AP FACT CHECK: Trump distorts NKorea aim to ‘denuclearize’
WASHINGTON (AP) – President Donald Trump and his aides are leaving a false impression about the extent of North Korea’s plans to give up its nuclear weapons.
They say North Korean dictator Kim Jong Un has basically agreed to “denuclearization.” In fact, Kim’s announcement Friday before summits with the U.S. and South Korea is more limited, agreeing to freeze missile and nuclear weapons tests and close one nuclear facility already believed to have been rendered unusable.
There is no mention by North Korea of full nuclear disarmament.
Meanwhile, Trump offered a shifting rationale in recent days for his firing of FBI Director James Comey and joined other Republicans in exaggerating how much simpler it will become for Americans to file their taxes next time. He also erred, though by just a hair, in claiming a historic achievement in black and Hispanic joblessness.
A look at the questionable statements:
TRUMP: “Sleepy Eyes Chuck Todd of Fake News NBC just stated that we have given up so much in our negotiations with North Korea, and they have given up nothing. Wow, we haven’t given up anything & they have agreed to denuclearization (so great for World), site closure, & no more testing!” – tweet Sunday.
KELLYANNE CONWAY, White House counselor: “The American people certainly do like what is going on, including this president making huge strides in short order towards denuclearizing the Korean Peninsula.” – remarks Sunday on CNN’s “State of the Union.”
THE FACTS: They’re misrepresenting the extent of North Korea’s intentions to “denuclearize,” a term that holds different meanings to the two sides. Key lawmakers also are skeptical Kim will fulfill even his limited pledge.
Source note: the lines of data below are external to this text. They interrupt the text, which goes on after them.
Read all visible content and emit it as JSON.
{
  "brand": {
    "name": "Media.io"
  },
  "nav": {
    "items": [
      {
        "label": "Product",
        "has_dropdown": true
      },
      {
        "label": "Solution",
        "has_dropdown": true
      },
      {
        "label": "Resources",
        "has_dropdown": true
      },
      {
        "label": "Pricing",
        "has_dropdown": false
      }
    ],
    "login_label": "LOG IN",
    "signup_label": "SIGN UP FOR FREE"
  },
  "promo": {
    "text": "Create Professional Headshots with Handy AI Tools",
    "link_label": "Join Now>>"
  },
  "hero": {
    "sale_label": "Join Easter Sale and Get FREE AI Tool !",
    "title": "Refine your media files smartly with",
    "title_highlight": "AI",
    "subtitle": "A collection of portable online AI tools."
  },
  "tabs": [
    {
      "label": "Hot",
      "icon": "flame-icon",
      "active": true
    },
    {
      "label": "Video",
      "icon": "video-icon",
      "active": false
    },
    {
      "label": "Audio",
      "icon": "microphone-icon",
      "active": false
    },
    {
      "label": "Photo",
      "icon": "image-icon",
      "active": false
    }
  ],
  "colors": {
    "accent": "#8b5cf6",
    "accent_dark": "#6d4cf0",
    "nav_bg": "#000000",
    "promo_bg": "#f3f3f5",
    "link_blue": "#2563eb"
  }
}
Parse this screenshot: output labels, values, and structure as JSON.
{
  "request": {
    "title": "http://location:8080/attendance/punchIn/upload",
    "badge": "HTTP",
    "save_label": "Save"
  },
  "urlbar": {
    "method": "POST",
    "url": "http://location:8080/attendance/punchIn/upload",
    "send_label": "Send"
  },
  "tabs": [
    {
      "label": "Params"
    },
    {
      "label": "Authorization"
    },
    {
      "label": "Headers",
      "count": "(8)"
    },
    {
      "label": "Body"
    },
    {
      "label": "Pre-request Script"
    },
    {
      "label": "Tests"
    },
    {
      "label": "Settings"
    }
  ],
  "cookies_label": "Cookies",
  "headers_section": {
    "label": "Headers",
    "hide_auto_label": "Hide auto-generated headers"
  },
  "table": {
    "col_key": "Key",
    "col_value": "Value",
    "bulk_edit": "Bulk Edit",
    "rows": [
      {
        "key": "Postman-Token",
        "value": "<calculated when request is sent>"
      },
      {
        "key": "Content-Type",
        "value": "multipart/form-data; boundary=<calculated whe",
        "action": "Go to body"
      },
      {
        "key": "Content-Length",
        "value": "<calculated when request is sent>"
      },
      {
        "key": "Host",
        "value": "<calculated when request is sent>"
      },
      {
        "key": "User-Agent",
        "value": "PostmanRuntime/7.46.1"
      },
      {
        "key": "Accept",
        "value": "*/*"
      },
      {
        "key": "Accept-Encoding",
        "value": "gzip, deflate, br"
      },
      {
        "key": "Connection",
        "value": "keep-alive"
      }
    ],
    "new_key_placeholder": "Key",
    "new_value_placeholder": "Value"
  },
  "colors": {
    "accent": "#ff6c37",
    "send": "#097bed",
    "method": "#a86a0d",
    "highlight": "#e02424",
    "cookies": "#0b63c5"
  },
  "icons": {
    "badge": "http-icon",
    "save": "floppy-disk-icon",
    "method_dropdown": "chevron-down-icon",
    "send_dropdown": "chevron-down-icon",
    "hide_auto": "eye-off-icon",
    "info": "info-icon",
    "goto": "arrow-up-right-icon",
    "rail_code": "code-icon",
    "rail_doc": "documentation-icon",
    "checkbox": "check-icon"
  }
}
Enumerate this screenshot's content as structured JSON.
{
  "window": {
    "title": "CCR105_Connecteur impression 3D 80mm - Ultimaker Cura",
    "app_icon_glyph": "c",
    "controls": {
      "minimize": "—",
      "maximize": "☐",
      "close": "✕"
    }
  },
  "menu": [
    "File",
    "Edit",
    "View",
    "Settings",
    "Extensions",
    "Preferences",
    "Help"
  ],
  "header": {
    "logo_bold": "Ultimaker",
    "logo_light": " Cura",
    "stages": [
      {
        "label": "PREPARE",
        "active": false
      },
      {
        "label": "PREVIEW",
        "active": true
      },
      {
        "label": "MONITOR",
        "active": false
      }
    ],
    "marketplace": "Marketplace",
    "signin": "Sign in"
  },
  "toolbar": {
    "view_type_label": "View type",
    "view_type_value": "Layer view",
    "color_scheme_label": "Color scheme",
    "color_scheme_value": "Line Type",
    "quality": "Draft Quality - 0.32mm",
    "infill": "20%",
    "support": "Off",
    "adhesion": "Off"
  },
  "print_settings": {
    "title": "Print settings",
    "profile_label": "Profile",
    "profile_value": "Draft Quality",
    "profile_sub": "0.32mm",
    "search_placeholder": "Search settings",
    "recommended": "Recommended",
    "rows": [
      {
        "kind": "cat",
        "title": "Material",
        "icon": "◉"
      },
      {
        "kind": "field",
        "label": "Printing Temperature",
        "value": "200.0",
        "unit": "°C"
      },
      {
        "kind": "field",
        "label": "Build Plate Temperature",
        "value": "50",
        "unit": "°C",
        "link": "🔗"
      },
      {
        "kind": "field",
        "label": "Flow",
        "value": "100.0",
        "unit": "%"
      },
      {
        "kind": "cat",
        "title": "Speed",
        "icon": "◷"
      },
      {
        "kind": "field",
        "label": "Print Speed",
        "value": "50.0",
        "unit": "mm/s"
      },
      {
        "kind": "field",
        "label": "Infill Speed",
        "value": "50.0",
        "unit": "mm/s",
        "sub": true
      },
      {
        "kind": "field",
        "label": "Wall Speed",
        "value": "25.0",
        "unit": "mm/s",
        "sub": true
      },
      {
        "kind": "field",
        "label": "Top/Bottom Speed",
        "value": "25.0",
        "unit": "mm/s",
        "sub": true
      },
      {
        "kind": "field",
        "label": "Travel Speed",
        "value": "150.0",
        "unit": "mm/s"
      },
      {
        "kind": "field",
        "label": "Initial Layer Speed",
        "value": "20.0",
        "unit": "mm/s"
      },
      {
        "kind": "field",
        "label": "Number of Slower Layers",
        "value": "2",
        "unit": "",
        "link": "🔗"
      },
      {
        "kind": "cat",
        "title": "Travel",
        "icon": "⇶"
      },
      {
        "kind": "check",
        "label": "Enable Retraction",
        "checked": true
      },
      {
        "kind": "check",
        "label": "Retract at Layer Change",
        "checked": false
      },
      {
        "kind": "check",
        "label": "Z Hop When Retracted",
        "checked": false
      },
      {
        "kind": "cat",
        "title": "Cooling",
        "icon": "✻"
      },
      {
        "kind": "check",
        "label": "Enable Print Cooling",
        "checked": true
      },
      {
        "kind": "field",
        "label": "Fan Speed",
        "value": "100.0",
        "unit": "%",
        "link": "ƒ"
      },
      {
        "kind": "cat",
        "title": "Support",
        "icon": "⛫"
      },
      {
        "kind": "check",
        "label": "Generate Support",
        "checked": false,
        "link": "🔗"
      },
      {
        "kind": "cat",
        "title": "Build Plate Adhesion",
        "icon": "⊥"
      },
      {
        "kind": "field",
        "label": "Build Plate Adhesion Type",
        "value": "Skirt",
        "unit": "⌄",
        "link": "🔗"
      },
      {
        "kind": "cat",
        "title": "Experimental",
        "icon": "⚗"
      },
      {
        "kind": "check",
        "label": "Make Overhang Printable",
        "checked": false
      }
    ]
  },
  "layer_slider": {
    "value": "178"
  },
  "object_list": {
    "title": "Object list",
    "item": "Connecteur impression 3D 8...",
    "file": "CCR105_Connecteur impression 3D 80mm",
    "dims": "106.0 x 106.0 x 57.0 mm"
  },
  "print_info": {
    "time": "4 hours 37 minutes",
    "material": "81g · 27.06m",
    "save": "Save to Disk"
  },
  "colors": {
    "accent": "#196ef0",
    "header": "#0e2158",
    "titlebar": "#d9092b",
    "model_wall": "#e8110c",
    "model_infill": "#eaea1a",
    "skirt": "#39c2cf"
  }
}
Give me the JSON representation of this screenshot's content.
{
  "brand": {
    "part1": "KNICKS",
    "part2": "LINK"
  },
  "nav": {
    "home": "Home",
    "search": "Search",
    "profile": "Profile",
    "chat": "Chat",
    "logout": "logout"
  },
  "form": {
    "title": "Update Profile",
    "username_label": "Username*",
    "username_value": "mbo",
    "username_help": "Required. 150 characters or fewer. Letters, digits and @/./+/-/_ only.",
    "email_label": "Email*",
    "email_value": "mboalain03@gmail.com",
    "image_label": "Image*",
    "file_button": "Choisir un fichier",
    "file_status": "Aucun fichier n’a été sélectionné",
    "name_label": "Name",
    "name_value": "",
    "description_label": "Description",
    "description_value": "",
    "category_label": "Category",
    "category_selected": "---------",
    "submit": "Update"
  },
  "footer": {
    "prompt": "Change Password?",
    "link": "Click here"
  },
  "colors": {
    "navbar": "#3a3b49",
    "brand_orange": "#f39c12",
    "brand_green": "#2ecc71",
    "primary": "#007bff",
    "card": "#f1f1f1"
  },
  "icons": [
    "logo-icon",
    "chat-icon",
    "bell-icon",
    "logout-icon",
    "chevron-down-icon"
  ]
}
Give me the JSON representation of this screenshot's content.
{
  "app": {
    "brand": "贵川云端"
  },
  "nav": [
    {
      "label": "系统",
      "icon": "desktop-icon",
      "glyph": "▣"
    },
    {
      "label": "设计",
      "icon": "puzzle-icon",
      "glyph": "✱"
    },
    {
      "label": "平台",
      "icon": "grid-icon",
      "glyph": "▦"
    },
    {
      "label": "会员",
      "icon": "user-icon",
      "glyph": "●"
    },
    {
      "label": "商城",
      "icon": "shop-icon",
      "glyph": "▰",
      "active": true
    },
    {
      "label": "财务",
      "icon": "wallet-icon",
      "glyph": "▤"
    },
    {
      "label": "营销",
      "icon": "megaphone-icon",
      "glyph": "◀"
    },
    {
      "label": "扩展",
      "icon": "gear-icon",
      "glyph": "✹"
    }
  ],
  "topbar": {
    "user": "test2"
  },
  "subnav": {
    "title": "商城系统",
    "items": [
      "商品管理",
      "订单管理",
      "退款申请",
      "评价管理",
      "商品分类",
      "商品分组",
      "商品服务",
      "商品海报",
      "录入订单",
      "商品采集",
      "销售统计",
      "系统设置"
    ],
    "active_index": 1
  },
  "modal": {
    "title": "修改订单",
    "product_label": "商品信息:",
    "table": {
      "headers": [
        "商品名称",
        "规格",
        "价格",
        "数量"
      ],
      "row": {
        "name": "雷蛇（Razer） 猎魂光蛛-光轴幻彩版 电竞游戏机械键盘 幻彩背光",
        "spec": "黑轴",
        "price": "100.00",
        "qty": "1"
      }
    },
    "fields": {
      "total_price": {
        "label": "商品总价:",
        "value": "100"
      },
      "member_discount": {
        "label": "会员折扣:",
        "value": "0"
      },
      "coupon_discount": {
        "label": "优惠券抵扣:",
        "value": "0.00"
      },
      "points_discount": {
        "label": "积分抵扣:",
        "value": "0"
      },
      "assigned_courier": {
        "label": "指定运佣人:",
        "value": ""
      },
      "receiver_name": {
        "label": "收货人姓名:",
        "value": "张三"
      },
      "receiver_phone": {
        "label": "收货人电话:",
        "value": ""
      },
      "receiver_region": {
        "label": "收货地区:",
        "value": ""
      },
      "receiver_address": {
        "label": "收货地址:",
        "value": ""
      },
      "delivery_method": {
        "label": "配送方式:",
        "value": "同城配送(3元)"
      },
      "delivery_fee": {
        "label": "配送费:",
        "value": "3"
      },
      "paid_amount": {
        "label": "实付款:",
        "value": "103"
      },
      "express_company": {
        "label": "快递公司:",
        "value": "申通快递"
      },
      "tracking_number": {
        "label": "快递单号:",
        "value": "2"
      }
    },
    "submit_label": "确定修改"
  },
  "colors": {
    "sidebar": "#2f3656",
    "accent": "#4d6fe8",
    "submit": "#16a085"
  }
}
South Korea, set to meet North Korea this week, has said Kim has expressed genuine interest in dealing away his nuclear weapons. But the North for decades has been pushing a concept of “denuclearization” that bears no resemblance to the American definition, vowing to pursue nuclear development unless Washington removes its troops from the Korean Peninsula and the nuclear umbrella defending South Korea and Japan.
South Korea’s president has said Kim isn’t asking for the withdrawal of U.S. troops from the Korean Peninsula as a condition for abandoning his nuclear weapons. If true, that would seem to remove a major sticking point to a potential disarmament deal.
But that still doesn’t address a North Korean arsenal that now includes purported thermonuclear warheads and developmental ICBMs created during a decades-long cycle of crises, stalemates and broken promises.
Asked what denuclearization means, White House Legislative Director Marc Short on Sunday acknowledged a fuzzy concept. “I think from our perspective, it means full denuclearization,” Short said on NBC. “No longer having nuclear weapons that can be used in warfare against any of our allies.”
Sen. Bob Corker, R-Tenn., chairman of the Senate Foreign Relations Committee, said on CNN that North Korea’s announcement should be treated with “skepticism and caution,” noting that Kim can easily reverse it. “I don’t think he said anything about denuclearizing on the front end necessarily,” Corker said.
Trump followed up his over-the-top tweet with a more cautious one, saying: “We are a long way from conclusion on North Korea, maybe things will work out, and maybe they won’t – only time will tell.”